Film review: Celeste & Jesse Forever
Starring Rashida Jones, Andy Samberg, Elijah Wood
Director: Lee Toland Krieger
A likeable break-up romantic comedy that leaves you warm and fuzzy even when the leads split up, Celeste & Jesse Forever is an ideal companion piece to Marc Webb's (500) Days Of Summer.
Rashida Jones and Andy Samberg (both above) play an engaging, quirky Los Angeles couple. Despite their separation, they remain buddies, even living together. Well, she's in the house; he's in a studio above the garage. The deal-breaker appears to be that she is a grown-up with her own successful media research firm, while he's a man-child artist more focused on watching television than his paintings.
In (500) Days of Summer, relationship pitfalls were marked from the man's perspective, as a sort of primer for 'what to do when your dream girl is a total flake'. In this film, the focus is on Jones as a smart, empowered woman who must decide if things are really over with her beau, especially when another woman enters the picture.

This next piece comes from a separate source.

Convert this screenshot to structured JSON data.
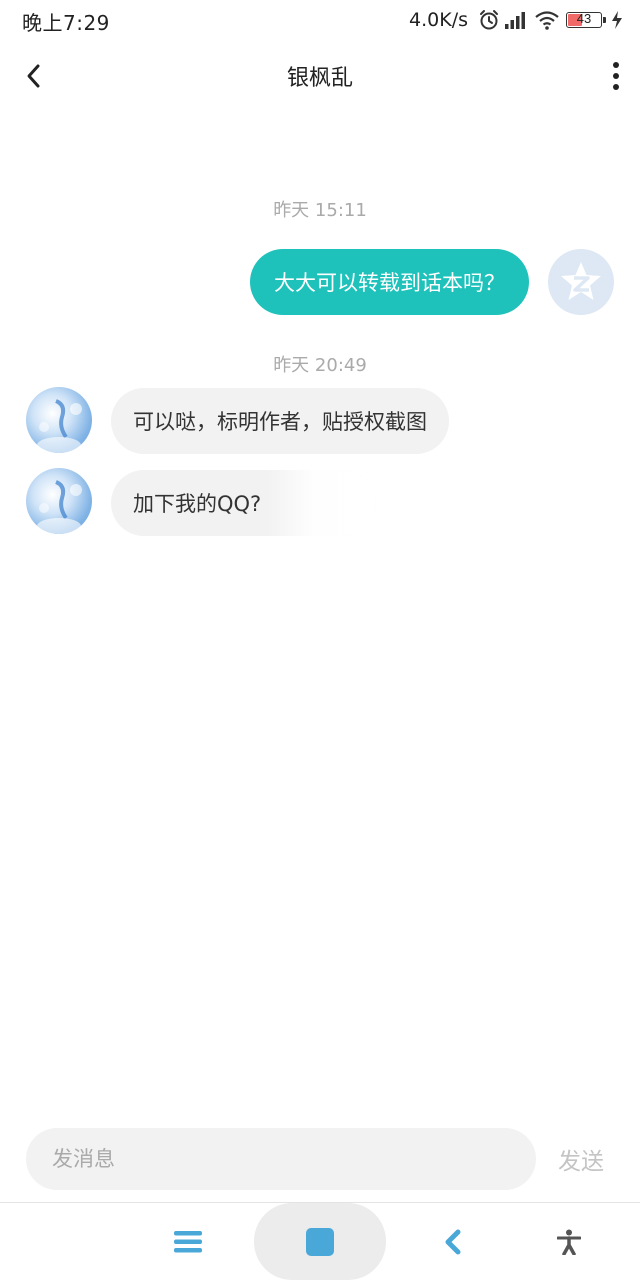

Feminists will hate the premise of an attractive, self-sufficient woman spinning herself into a dizzy, blubbering mess for someone who didn't man-up when they were together. Other viewers may sympathise with the hurt of having expectations and your partner only changing when it's too late.
Co-written by Jones, the movie grafts a hipster urbane tone to a typical Katherine Heigl comedy. Although it works to rise above clichés, it doesn't resist them either. Director Lee Toland Krieger gives everything a loose feel, but delivers a sincere look at the difficulty of shaking and resisting attractions. The lead characters actually feel like a contemporary real-life couple, not just actors with chemistry.
Samberg, whose wicked talents on Saturday Night Live has yet to translate into leading-man stature, is amiable as the nice but not quite right guy. It would seem his character's torn passions would generate more interesting spin than the movie allows. Instead, the heavy lifting and screwball zaniness is left to Jones in a breakout performance that is intelligent and vulnerable. If those aren't naturals for a rom-com star, then nothing is.
As the heart wants what the heart wants, the same goes for movies. This film is not perfect. It has shortcomings and story drawbacks. The soundtrack tries too hard to be cool to the point of distraction. Elijah Woods' gay best friend tries too hard to be gay. But the movie is goofy, charming and ambitious enough to be a modest, respectable variation on 'boy meets girl and then leaves her'. The brain says it doesn't quite meet our standards. But, sometimes if you like it you like it.
Celeste & Jesse Forever opens today